By the late 1990s Ipsen's annual sales totaled approximately $175 million, and the company counted leading firms such as Boeing, Caterpillar, and DaimlerChrysler among its clients. Mario Ciampini served as the company's president and CEO, overseeing 275 employees at the Cherry Valley plant, including about 50 engineers. The company had a progressive training program for its union workers and paid a very competitive wage. Even so, it had a difficult time finding qualified employees due to its stringent quality standards.
A New Century
Early in the new millennium, Ipsen launched a number of new products. These included the Global VR, a TurboTreater unit with convection, and the AcaV furnace in 2001. In 2002 the company met ISO 9001: 2000 standards. Contributing to the achievement were customer satisfaction efforts such as an online parts store, as well as an online customer satisfaction survey.
In January 2003, Ipsen ratified a contract with the UAW Amalgamated Local 256, which went into effect in February and gave Ipsen's unionized workers a salary increase of 11.8 percent over a period of three years.
Late in the year, the Iowa-based John Deere Waterloo Works chose Ipsen to supply a line of atmosphere furnaces that it would use to heat treat drivetrain shafts and gears for its agricultural equipment manufacturing sites worldwide. According to the November-December 2003 issue of Furnaces International, "The key reasons Ipsen was selected were value, technical innovations, ability to make quality parts, equipment reliability and aftermarket support."
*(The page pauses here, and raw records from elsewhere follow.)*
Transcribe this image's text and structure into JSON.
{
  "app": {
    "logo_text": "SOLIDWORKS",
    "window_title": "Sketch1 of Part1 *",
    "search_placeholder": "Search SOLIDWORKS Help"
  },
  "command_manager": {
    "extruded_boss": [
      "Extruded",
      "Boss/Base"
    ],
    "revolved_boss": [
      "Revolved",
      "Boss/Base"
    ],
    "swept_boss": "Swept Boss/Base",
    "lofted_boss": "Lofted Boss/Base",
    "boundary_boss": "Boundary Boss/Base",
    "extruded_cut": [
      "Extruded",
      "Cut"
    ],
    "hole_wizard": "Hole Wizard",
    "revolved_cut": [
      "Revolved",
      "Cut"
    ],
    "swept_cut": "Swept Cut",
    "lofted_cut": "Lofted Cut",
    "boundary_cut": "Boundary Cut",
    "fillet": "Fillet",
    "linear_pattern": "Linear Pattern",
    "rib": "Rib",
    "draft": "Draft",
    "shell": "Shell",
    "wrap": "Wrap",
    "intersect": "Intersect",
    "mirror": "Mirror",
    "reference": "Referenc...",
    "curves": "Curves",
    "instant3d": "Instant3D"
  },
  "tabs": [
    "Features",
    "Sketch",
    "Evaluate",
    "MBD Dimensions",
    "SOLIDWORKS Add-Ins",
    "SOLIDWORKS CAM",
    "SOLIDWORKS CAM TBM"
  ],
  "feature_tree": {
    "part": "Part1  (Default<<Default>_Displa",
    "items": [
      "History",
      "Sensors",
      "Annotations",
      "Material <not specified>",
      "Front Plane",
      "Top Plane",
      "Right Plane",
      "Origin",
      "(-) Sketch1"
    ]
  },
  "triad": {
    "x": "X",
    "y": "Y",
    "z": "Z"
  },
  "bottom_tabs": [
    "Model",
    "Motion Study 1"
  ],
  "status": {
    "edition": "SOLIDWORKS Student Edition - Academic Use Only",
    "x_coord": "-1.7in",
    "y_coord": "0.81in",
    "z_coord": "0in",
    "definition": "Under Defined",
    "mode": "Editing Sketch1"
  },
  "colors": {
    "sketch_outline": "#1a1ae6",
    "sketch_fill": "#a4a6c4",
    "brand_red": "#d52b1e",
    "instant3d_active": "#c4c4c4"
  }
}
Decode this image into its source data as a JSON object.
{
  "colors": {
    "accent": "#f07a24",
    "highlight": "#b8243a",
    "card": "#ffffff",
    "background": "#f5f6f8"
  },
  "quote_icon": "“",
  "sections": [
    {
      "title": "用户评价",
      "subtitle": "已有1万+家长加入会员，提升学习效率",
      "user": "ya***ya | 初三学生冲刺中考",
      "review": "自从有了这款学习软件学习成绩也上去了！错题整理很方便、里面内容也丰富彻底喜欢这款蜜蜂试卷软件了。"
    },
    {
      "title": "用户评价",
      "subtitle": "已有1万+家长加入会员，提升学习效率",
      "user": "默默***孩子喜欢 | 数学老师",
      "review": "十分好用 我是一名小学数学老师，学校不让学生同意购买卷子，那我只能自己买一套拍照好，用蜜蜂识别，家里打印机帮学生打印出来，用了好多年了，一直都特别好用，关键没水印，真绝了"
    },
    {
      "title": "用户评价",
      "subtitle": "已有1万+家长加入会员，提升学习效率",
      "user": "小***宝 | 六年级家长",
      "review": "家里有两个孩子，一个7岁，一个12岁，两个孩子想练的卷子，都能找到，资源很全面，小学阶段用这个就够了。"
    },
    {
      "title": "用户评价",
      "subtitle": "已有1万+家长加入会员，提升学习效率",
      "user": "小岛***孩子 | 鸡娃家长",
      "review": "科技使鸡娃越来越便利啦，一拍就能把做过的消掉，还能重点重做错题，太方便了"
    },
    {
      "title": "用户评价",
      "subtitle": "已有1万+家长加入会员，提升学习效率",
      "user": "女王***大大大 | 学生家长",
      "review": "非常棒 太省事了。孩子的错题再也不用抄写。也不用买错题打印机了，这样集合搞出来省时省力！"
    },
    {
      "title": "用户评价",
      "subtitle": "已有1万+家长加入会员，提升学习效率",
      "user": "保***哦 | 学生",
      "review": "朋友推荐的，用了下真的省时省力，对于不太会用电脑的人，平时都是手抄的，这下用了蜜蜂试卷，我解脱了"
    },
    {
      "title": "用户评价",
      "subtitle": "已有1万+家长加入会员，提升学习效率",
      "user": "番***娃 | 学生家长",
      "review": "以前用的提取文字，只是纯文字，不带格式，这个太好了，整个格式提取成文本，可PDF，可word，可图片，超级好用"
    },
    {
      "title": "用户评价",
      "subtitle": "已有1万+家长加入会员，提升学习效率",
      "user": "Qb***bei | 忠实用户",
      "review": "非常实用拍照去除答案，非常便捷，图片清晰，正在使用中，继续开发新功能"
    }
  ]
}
By mid-2004 Ipsen had performed software and hardware upgrades at its Cherry Valley plant. New software consolidated controls for its heat treating machines to one user interface instead of two; allowed operators to see displays in foreign languages such as Chinese and German; and enabled Ipsen to connect with its customers via an Ethernet interface. In 2005, Ipsen was on strong footing in a highly specialized industry that, thanks to the early efforts of Harold Ipsen, it had helped to pioneer more than 60 years before.
Principal Competitors: Carrier Corporation; Linde AG; Robert Bosch GmbH; Thyssen Krupp Stahl Company Inc.